[Data records for software interfaces]
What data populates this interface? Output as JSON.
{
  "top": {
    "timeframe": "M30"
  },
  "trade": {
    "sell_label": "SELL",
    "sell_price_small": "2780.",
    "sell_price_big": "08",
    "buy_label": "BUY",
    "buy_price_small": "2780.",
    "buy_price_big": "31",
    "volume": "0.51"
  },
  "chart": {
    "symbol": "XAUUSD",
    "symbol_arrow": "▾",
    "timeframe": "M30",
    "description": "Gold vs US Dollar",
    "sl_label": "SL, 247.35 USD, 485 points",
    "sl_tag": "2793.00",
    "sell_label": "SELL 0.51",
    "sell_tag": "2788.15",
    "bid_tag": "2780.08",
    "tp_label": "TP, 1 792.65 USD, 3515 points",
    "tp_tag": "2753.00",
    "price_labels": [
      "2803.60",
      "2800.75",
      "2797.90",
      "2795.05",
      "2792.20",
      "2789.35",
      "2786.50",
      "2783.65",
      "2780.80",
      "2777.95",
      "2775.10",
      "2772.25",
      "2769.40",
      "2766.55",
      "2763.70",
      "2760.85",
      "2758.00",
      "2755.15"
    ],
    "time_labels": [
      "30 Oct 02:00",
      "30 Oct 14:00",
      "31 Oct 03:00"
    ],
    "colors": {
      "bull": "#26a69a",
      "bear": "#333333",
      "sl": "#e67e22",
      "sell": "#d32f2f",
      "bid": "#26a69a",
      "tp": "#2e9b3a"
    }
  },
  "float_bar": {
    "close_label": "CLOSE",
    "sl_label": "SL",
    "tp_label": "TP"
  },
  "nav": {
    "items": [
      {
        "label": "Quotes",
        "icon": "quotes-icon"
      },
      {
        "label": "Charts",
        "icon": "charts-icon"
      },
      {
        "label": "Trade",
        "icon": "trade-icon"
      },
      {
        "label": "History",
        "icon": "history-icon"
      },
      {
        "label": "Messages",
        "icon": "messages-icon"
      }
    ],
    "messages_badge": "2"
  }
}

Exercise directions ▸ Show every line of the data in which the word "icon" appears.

Written solution ▸
        "icon": "quotes-icon"
        "icon": "charts-icon"
        "icon": "trade-icon"
        "icon": "history-icon"
        "icon": "messages-icon"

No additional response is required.